Step by step, walk by walk I relished the discovery of some of the most marvellous natural and archaeological treasures of Sicily. One of these is undoubtedly Mt Etna (locally known as “Mongibello”), the active volcano situated on the east coast of the island between the cities of Catania and Messina. With a current height of roughly 3,329 m, it’s the highest active volcano in Europe and part of the UNESCO World Heritage Site. Not only does it have the longest recorded history of eruptions, dating back to 1500 BC, but it has also erupted over 200 times since then!
Despite its unrelenting activity, the volcano offers numerous hiking routes and nature trails up to the highest altitudes with awe-inspiring sights of lunar landscapes (typical of the volcanic activity), ancient lava flows and caves, revealing the rare charm of this extraordinary natural oasis.
Another remarkable location that I explored on my Nordic Walking trips was the Natural Park of the Alcantara Gorges, in eastern Sicily. The gorges are real canyons made of black lava walls up to 50 m high, in the typical shape of a prism that the rocks have taken during the cooling process.
I was completely awestruck by the beauty of the landscape with those mighty rocks filled with lush vegetation and the Alcantara river flowing along the canyons. Originating on the Nebrodi mountains and having its mouth in the Ionian Sea, the river is famous for its really cold waters (my frozen hands could confirm!) which only the bravest dare dive in. There’s an interesting explanation for that though – according to a legend, which I learnt about during my trip, the transformation of the Alcantara river from hot to cold was due to an act of revenge. In fact, after Venus rejected his love, the god Vulcan decided to freeze the waters the goddess loved bathing in. How fascinating is that!?
Calascibetta, a Byzantine Village
I’d like to end our “journey” with the Byzantine Village of Calascibetta, at the heart of Sicily. Here is one of the most important settlements of the island – an outstanding place where archeology, history and nature intertwine harmoniously.

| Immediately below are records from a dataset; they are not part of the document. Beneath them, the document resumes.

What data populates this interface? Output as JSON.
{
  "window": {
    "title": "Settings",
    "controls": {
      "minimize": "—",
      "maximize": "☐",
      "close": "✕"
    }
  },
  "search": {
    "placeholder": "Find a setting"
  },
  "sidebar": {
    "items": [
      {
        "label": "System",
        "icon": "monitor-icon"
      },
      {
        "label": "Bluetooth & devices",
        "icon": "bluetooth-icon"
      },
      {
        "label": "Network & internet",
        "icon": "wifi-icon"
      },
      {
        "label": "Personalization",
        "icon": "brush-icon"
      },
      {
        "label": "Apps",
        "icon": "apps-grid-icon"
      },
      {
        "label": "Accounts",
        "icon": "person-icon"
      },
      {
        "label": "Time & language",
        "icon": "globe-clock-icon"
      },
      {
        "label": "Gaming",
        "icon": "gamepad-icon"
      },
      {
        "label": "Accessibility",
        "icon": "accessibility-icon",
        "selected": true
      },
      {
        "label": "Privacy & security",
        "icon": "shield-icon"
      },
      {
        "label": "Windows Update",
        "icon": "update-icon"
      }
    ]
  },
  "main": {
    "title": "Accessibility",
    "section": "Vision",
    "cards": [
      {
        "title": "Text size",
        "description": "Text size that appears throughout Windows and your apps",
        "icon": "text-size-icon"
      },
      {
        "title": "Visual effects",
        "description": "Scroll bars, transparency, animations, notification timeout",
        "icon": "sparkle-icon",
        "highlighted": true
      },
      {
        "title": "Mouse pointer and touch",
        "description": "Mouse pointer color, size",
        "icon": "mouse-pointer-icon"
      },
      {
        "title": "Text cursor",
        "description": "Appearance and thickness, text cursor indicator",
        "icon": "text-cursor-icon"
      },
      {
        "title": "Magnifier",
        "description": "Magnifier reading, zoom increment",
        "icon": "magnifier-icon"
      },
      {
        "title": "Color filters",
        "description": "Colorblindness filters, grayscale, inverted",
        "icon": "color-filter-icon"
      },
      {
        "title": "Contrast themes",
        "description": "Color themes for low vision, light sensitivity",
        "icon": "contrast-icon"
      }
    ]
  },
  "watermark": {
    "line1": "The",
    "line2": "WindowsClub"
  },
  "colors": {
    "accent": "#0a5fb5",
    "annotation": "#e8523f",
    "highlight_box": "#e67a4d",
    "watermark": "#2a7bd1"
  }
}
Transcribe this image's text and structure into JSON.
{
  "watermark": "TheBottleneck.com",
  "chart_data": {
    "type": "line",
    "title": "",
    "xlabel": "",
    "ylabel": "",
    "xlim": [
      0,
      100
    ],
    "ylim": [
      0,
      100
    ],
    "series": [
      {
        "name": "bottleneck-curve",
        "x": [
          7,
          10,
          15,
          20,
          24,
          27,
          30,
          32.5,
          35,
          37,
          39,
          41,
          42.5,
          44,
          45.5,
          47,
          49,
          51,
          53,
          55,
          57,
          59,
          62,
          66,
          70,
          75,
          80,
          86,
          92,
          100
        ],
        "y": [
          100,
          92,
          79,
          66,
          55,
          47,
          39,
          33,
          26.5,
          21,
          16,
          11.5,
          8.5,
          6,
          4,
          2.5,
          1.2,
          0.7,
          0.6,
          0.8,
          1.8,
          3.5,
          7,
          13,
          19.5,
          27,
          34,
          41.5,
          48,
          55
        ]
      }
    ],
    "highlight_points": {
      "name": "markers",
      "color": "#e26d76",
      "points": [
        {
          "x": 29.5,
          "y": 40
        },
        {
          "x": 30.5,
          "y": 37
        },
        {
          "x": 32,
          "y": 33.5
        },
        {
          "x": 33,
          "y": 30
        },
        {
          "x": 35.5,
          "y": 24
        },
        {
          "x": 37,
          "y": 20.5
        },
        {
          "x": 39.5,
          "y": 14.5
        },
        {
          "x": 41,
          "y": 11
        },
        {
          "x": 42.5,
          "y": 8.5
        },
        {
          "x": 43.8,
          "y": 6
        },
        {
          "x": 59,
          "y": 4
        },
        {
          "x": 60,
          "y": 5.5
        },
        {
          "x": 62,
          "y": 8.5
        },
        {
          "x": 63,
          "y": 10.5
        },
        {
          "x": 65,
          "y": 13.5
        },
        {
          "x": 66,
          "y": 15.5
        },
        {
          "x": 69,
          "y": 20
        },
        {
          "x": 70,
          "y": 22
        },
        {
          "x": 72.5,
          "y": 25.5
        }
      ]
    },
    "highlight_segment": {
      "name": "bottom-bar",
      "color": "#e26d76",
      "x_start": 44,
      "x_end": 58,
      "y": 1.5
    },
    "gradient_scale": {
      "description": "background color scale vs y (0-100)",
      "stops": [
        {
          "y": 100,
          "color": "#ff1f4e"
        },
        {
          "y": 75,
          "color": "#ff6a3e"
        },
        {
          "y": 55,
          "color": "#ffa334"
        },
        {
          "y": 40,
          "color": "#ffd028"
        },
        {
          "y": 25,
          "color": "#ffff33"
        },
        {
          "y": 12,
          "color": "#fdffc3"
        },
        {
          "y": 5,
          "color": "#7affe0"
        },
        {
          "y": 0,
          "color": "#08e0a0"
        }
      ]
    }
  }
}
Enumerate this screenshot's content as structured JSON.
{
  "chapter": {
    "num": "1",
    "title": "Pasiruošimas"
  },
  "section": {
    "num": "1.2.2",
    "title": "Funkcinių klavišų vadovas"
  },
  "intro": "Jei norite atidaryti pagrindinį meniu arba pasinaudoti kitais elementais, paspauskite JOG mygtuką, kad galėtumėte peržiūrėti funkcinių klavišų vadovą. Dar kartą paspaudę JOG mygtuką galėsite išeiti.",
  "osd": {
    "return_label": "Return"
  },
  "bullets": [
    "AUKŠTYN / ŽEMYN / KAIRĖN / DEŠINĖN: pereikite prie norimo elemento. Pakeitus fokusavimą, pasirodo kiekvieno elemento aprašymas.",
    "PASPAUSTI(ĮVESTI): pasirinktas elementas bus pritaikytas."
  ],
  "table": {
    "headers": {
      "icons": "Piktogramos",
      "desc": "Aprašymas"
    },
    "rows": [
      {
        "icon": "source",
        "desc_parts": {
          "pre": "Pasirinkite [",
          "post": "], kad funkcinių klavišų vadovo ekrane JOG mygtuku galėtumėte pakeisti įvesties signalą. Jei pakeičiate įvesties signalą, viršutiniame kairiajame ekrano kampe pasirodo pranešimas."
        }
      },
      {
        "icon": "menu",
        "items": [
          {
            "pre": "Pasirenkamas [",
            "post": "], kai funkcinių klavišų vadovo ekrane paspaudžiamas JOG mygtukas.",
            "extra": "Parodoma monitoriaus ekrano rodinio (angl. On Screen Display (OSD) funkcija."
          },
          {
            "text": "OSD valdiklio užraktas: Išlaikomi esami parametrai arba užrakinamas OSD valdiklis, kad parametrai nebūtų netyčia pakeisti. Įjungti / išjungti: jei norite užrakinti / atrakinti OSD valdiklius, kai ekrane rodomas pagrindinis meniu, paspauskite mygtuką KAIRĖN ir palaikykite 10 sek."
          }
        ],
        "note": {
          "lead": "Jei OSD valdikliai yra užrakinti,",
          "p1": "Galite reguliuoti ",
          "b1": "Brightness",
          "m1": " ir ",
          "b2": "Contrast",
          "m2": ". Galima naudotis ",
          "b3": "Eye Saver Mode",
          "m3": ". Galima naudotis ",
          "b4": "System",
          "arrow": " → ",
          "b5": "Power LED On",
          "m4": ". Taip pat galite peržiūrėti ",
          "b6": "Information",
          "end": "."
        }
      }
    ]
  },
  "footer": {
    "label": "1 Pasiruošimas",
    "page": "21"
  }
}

The village has tunnels and large spaces dug in sandstone from different periods from prehistory to the Middle Ages, passing through the Greek and Roman Ages as well as Late Antiquity. The stratified complexes changed in the medieval period between the end of the Byzantine rule, which lasted from 535 AD to 827 AD, and the subsequent Arab presence on the island. However, the entire area has pretty much maintained its original structure. I loved exploring the sacred site where religious and funerary rituals took place (the presence of an intact Byzantine church surrounded by some tombs of the same period is remarkable!), along with a vast housing complex with numerous caves functioning as dwellings or strongholds, as it appeared after the Arab conquest.
I’ll always marvel at the thought that diverse populations had followed each other across the centuries, leaving traces of an existence that is still here, through the rests of such an astonishing archaeological site.
Lucky to be a Nordic Walker
These are just a few examples of what this sport has to offer. But one thing is certain – you’ll never get bored and more than likely you’ll have some of the best experiences of your life thanks to it!
Personally, I consider myself lucky to be a Nordic Walker. It gives me the joy of actively moving and staying healthy while learning something new about the local cultural heritage. I’m grateful for all the beautiful moments that have come with it because Nordic Walking is much more than a sport. In fact, it’s a lifestyle. It is a state of mind and an opportunity to partake in a great community of people in love with their land and its innumerable gems.
Continue reading on Fun Museums: Stories of the Sea, from fear to the Vitamin Sea